Venture Capitalists invest in early stage start-ups when success is not assured. In exchange for investing funds to assist a company to grow, the VCs gets an ownership interest in the newly formed company. Since during the early stages a company is not worth much, the VC’s ownership interest is worth exactly what it gave. However, as the company develops and became valuable, the value of the capital invested grows as well.
Eventually, the company will either begin to trade shares through the public stock market or get sold to a bigger company (at a profit). In the either case, the VCs sell their shares they own, for more money than they originally paid for them.

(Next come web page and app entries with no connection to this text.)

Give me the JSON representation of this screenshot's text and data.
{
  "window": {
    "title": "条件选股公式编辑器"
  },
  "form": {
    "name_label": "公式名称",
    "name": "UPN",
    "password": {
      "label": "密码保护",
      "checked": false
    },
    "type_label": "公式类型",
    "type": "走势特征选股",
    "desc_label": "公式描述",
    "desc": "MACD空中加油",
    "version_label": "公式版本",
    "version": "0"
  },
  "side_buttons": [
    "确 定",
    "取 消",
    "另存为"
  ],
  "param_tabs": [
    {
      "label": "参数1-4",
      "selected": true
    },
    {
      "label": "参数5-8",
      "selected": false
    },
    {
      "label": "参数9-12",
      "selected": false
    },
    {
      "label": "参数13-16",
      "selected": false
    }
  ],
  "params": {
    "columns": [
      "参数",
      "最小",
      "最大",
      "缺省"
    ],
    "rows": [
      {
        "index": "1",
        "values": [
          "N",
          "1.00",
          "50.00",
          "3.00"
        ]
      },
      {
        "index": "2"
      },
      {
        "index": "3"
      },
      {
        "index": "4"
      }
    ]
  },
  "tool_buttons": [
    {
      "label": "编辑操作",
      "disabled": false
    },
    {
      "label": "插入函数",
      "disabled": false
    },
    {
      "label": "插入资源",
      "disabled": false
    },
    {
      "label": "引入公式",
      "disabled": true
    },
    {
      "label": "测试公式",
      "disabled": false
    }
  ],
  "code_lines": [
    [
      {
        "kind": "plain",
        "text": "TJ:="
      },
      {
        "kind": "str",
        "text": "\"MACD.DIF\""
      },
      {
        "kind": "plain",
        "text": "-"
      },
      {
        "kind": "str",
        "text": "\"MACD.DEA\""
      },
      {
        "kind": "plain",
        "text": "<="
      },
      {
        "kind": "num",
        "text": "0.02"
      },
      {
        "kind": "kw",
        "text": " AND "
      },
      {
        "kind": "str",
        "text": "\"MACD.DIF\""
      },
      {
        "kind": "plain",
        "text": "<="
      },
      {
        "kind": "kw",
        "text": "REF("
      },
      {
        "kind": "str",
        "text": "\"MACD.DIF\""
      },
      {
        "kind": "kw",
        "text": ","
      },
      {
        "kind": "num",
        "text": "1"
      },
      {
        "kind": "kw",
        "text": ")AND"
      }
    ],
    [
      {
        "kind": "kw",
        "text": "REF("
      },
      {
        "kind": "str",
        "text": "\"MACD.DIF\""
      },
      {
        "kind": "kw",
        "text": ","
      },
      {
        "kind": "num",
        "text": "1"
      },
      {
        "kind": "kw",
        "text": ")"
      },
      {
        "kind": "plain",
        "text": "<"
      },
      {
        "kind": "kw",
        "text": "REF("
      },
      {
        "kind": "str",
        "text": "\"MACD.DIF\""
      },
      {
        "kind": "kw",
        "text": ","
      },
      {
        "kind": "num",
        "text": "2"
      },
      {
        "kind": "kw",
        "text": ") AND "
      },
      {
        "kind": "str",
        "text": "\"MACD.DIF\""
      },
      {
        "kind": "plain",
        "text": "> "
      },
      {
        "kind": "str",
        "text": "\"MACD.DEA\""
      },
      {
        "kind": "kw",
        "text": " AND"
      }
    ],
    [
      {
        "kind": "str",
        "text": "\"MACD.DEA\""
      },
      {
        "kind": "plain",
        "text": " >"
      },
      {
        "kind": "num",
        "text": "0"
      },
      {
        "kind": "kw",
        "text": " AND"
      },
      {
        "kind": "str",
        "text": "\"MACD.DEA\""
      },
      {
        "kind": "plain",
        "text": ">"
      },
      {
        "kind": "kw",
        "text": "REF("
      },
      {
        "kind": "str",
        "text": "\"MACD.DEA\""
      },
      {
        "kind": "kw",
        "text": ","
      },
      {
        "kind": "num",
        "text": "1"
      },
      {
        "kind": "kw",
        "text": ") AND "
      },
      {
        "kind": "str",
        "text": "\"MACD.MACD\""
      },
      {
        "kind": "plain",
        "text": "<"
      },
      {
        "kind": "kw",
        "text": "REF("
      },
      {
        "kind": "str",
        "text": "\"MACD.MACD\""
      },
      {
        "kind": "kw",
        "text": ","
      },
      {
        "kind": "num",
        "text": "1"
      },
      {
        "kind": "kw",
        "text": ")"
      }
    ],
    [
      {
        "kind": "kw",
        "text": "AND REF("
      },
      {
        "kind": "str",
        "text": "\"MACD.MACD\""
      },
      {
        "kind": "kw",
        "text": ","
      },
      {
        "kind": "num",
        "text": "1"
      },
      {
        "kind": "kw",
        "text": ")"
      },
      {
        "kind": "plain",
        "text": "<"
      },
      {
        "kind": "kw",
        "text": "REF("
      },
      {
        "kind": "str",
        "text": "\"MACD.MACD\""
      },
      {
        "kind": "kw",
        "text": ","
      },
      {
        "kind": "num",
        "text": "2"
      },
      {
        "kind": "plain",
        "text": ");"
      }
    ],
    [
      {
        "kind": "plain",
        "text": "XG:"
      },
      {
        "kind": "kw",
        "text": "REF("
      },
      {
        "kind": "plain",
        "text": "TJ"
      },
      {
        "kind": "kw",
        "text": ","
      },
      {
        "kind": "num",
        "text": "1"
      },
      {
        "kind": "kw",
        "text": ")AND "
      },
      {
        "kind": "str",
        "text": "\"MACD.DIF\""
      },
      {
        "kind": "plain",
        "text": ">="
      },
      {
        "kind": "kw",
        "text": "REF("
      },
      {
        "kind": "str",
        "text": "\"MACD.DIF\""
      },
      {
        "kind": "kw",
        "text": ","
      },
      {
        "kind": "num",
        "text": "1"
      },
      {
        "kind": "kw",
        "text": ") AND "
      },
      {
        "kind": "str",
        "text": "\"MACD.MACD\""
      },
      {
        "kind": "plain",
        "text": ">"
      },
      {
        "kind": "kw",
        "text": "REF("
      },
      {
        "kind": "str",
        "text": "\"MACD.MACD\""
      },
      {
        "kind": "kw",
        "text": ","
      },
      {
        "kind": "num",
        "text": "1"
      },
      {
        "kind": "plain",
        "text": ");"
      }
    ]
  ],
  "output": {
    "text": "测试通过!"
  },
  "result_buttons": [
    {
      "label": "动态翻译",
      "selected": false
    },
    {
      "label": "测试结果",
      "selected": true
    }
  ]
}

Generally, many VCs raise the bulk of capital that they invest into start-ups from “Limited Partners”(LPs) such as pension funds, insurance companies and institutions such as a university. When the funds make money from a successful exists, the bulk of original investment is returned to the LPs. To put it clear, LP gets about 80% of profits while General Partner (GPs) who run the fund gets about 20%.